Please go through the records below and return every line holding the word "COMPLETED".
BEGIN
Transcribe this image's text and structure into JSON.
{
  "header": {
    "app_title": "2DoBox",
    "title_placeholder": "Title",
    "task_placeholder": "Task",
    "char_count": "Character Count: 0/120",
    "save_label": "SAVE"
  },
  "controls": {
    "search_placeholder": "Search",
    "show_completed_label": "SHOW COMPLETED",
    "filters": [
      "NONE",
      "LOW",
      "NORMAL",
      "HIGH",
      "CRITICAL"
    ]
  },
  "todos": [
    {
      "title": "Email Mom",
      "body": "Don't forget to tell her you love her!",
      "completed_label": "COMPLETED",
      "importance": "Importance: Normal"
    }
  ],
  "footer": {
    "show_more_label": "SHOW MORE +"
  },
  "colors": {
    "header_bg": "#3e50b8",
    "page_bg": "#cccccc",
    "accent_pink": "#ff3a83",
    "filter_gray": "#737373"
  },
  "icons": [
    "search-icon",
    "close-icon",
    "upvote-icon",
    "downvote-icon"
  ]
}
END
→ Answer to this problem
    "show_completed_label": "SHOW COMPLETED",
      "completed_label": "COMPLETED",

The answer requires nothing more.